- Shipper’s Letter of Instructions is the shipping instructions to the forwarder or carrier from the shipper or exporter.
See sample Shipper’s Letter of Instructions**.
- An Export License is a government document that authorizes the export of specific goods in specific quantities to a particular destination. This document may be required for most or all exports to some countries or for other countries only under special circumstances.
- A Packing List itemizes the material in each individual package and indicates the type of package, such as a box, crate, drum, or carton. It also shows the individual net, legal, tare, and gross weights and measurements for each package (in both U.S. and metric systems). Package markings should be shown along with the shipper’s and buyer’s references. The list is used by the shipper or forwarding agent to determine the total shipment weight and volume and whether the correct cargo is being shipped. In addition, U.S. and foreign customs officials may use the list to check the cargo.
See sample Packing List**.
- A Cargo Insurance Certificate is used to assure the consignee that insurance will cover the loss of or damage to the cargo during transit. Contact our Transportation Specialist for insurance coverage, limitations and premiums.
Documentation must be precise, because slight discrepancies or omissions may prevent merchandise from being exported, result in nonpayment, or even result in the seizure of the exporter’s goods by U.S. or foreign government Customs. Collection or proper documents are subject to precise time limits and may not be honored by a bank if the time has expired. Most export and import documentation is routine for Terraa Global Logistics’ Transportation Specialists. The exporter or importer of record is ultimately responsible for the accuracy of the documents it they provide.

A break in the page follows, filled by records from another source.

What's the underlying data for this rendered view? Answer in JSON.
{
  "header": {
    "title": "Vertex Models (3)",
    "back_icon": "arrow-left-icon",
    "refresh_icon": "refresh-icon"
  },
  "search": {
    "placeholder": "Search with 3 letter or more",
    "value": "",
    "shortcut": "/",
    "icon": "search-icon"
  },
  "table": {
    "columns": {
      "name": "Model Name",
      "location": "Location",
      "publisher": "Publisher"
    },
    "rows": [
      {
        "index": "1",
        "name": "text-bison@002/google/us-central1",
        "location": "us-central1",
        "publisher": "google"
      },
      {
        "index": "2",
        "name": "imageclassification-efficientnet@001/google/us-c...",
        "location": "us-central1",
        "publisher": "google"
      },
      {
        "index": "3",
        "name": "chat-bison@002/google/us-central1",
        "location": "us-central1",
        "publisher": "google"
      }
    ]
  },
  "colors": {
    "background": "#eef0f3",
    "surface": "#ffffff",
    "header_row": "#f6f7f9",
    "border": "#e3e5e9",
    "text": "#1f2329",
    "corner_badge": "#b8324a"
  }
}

The number and kind of documents the exporter must deal with varies depending on the origin & destination of the shipment and description of the goods. Because each country has different import regulations, the exporter or importer must be careful to provide all proper documentation. For additional documentation requirements or information pertaining to foreign or domestic, export or import restrictions, please contact our Transportation Specialist or the following organizations: